Your answer should be a single number, the count of lines in the material with the string "Laberinto".
(Records for the exercise begins)
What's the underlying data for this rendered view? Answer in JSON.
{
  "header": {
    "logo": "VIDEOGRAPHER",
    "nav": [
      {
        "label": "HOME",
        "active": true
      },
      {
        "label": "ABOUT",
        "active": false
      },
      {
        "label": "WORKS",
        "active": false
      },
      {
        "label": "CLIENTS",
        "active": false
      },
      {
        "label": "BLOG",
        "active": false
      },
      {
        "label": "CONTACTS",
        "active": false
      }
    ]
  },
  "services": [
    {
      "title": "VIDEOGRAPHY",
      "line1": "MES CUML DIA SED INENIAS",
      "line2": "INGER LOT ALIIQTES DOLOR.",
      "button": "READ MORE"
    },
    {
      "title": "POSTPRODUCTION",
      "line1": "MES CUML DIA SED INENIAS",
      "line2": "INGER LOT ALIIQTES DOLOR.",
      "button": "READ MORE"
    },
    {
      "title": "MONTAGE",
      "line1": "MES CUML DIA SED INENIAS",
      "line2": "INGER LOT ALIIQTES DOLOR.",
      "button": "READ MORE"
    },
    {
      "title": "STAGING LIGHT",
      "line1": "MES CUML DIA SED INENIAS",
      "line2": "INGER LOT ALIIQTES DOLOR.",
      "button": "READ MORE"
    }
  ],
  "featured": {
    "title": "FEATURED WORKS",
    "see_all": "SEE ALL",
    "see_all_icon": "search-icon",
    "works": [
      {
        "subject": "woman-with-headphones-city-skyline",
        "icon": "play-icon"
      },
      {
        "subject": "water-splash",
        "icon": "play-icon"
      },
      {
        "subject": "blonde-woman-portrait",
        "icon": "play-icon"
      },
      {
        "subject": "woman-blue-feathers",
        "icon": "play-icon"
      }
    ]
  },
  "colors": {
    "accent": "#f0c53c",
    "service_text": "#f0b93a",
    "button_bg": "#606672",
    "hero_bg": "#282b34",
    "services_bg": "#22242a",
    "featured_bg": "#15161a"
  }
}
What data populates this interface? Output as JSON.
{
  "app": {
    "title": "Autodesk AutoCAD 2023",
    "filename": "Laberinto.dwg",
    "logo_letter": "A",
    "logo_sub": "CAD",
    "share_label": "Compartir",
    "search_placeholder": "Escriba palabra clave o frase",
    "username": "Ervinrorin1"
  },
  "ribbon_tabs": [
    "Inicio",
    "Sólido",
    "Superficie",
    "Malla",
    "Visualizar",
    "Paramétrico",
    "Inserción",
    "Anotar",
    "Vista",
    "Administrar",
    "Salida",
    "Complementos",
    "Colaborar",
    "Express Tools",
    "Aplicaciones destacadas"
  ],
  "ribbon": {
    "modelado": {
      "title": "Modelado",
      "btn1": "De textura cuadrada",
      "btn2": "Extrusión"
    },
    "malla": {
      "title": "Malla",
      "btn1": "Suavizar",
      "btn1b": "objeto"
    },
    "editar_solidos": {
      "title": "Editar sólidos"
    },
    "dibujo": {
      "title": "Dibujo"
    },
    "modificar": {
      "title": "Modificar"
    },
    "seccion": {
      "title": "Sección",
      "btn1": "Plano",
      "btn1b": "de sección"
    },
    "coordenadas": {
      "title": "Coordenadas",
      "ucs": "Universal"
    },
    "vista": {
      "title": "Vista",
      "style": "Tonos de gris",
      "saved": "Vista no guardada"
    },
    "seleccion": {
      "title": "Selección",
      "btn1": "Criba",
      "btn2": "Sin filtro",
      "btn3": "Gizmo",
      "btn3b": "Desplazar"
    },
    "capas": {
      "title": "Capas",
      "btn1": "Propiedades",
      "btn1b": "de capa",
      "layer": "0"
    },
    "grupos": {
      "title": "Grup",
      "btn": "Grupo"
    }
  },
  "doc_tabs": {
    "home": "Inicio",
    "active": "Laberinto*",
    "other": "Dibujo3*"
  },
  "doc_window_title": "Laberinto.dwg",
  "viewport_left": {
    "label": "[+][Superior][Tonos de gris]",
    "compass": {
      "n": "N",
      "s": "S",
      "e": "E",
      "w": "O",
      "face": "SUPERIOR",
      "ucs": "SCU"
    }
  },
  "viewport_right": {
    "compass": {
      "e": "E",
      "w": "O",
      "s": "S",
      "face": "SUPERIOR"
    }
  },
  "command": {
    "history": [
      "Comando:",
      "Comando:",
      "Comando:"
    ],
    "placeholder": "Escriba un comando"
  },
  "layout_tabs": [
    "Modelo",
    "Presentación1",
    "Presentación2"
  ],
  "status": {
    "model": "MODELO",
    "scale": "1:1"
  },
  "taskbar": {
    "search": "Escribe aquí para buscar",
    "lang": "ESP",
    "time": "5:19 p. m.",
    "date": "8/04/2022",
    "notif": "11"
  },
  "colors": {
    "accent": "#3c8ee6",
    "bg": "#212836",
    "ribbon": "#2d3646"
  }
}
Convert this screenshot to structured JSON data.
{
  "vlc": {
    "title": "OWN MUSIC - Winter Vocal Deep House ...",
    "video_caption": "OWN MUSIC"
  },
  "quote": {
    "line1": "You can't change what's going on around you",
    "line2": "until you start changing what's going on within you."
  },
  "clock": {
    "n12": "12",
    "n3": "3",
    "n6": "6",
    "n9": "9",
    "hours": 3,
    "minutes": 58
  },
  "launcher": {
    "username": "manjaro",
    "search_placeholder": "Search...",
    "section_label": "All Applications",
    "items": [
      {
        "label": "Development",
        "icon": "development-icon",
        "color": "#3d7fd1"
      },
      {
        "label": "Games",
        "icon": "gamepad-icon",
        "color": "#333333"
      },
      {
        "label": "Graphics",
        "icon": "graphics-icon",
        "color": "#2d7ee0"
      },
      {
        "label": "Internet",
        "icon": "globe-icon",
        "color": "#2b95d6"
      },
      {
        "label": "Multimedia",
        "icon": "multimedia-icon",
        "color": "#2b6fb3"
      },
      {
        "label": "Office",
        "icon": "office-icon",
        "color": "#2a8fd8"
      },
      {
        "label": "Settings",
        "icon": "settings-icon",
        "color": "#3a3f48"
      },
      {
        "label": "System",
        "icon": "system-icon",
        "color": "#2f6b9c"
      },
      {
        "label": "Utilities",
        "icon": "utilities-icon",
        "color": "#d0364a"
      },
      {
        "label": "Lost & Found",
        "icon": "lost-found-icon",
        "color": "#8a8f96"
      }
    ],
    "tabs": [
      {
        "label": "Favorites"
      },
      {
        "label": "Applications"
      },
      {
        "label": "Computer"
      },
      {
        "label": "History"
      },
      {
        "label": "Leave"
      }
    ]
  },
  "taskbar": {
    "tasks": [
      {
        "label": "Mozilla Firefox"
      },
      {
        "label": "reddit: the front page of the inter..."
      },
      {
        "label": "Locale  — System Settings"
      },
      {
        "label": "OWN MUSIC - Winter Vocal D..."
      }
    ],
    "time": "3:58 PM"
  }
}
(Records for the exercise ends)
◆ **Result**
3